The Curious Case of Malta vs. the EU

The Curious Case of Malta vs. the EU
St. Julians Bay, Malta. |©iStock/Kerrick

The Mediterranean island nation of Malta is one of the most fascinating in the region. Its blend of Arabic and European culture and its fascinating history set it apart from its neighbors.

Malta is unusual in another way: it’s the only country in the European Union that still sells citizenship in exchange for investment.

In 2013, the Maltese government created the Individual Investor Program, through which foreign citizens could make a capital investment in return for citizenship for themselves and their dependents. It wasn’t cheap—a €650,000 donation, with an added €25,000 for spouses and minor children.

After domestic criticism, the government amended the program to require a further €150,000 investment in approved financial assets for at least 5 years, along with a real estate purchase of €350,000 or a five-year lease at €16,000 a year.

Despite this exceptionally high price tag, at least as citizenship by investment (CBI) programs go, the European Commission was deeply unhappy with Malta’s program. The Commission told Malta it was a security risk and ran counter to EU constitutional values. In response, the Maltese government added a 12-month residence requirement before an applicant could be naturalized.

This did nothing to appease the EU, which launched a formal complaint against the country in the European Court of Justice. Malta responded by tightening conditions again, adding a 36-month residency requirement for those donating €600,000, and a 12-month stay for those donating €750,000. The fee for dependents rose to €50,000. Finally, the minimum property purchase doubled to €700,000, along with a €10,000 donation to a charitable program.

This makes Malta's CBI program by far the most expensive on the planet. A couple buying citizenship this way is out of pocket €700,000 euros, and on the hook for at least €350,000 of real estate—in other words, over €1,000,000.

Now, plenty of people sing the praises of Malta’s unique environment and culture. But That’s clearly not what prospective citizens are investing in. They want an EU passport… and the EU doesn’t like that one bit.

The EU objections to citizenship by investment reflect concerns about the potential for corruption, money laundering, and security risks to the Union as a whole. But The EU is also concerned about people with little or no long-term connection to the bloc gaining citizenship there. The EU is perfectly happy for people to become citizens through ancestry or naturalization. But doing so in exchange for money “jeopardizes the integrity of EU citizenship.”

On June 17, the European Court of Justice heard the case between the European Commission in Malta at its chambers in Luxembourg. The outcome has a great deal of significance for anyone looking to become a citizen of the European Union.

The debate is ultimately about the limits of national sovereignty within the EU. Malta argues that each country should have the right to decide its own conditions of citizenship. The EU argues that because citizenship of a member country automatically comes with EU citizenship, the bloc has a sovereign interest in these matters as well.

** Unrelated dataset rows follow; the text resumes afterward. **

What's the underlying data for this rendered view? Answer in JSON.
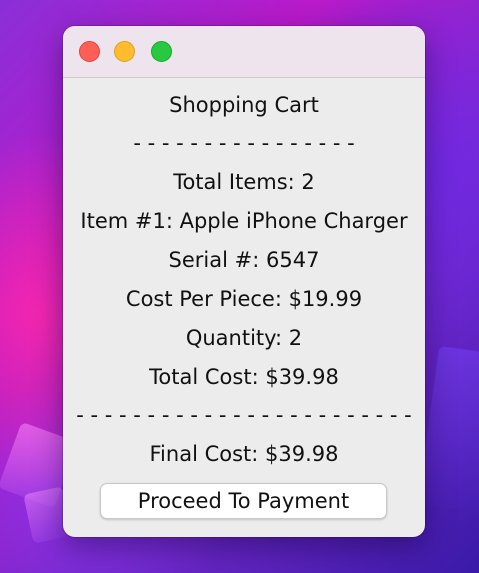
{
  "desktop": {
    "wallpaper_colors": [
      "#8a2fd8",
      "#b91ac9",
      "#3a1aa8"
    ]
  },
  "window": {
    "controls": {
      "close_color": "#ff5f57",
      "minimize_color": "#febc2e",
      "maximize_color": "#28c840"
    },
    "heading": "Shopping Cart",
    "separator_top": "- - - - - - - - - - - - - - - -",
    "total_items": "Total Items: 2",
    "items": [
      {
        "name_line": "Item #1: Apple iPhone Charger",
        "serial_line": "Serial #: 6547",
        "cost_line": "Cost Per Piece: $19.99",
        "quantity_line": "Quantity: 2",
        "total_line": "Total Cost: $39.98"
      }
    ],
    "separator_bottom": "- - - - - - - - - - - - - - - - - - - - - - - -",
    "final_cost": "Final Cost: $39.98",
    "proceed_button_label": "Proceed To Payment"
  }
}
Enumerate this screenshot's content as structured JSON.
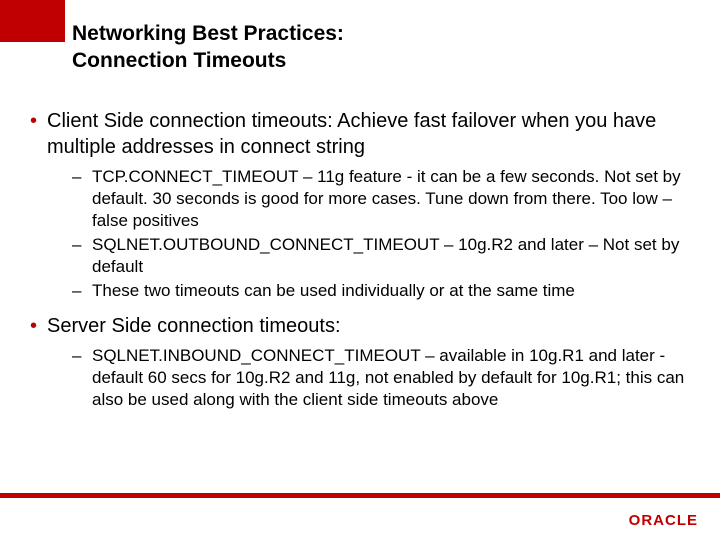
{
  "title": {
    "line1": "Networking Best Practices:",
    "line2": "Connection Timeouts"
  },
  "bullets": [
    {
      "text": "Client Side connection timeouts: Achieve fast failover when you have multiple addresses in connect string",
      "subs": [
        "TCP.CONNECT_TIMEOUT – 11g feature -  it can be a few seconds. Not set by default. 30 seconds is good for more cases. Tune down from there. Too low – false positives",
        "SQLNET.OUTBOUND_CONNECT_TIMEOUT – 10g.R2 and later – Not set by default",
        "These two timeouts can be used individually or at the same time"
      ]
    },
    {
      "text": "Server Side connection timeouts:",
      "subs": [
        "SQLNET.INBOUND_CONNECT_TIMEOUT – available in 10g.R1 and later - default 60 secs for 10g.R2 and 11g, not enabled by default for 10g.R1; this can also be used along with the client side timeouts above"
      ]
    }
  ],
  "footer": {
    "logo": "ORACLE"
  }
}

I think Malta has painted itself into a corner on this issue. The country’s price of citizenship is so high that it guarantees that only the wealthiest non-EU citizens would be interested in it.

Given the many other pathways to residency and naturalization on the continent, Malta’s program comes across as an invitation to citizens of countries in the EU’s bad books. Indeed, before the outbreak of war in 2022, most applicants were Russian. Since then, Chinese and Middle Easterners have dominated.

The good news is that Malta also offers a permanent residence by investment program—AKA a golden visa—which requires a minimum of €300,000 investment in property, a €28,000 donation, and a nonprofit donation of €2,000. This still isn’t cheap, but it’s but it’s about half of the investment required in Portugal nowadays. And it comes with the added benefits of no fixed residency requirement, as well as a five-year pathway to citizenship.

So, if Malta is on your radar screen, my advice is to focus on the residency option!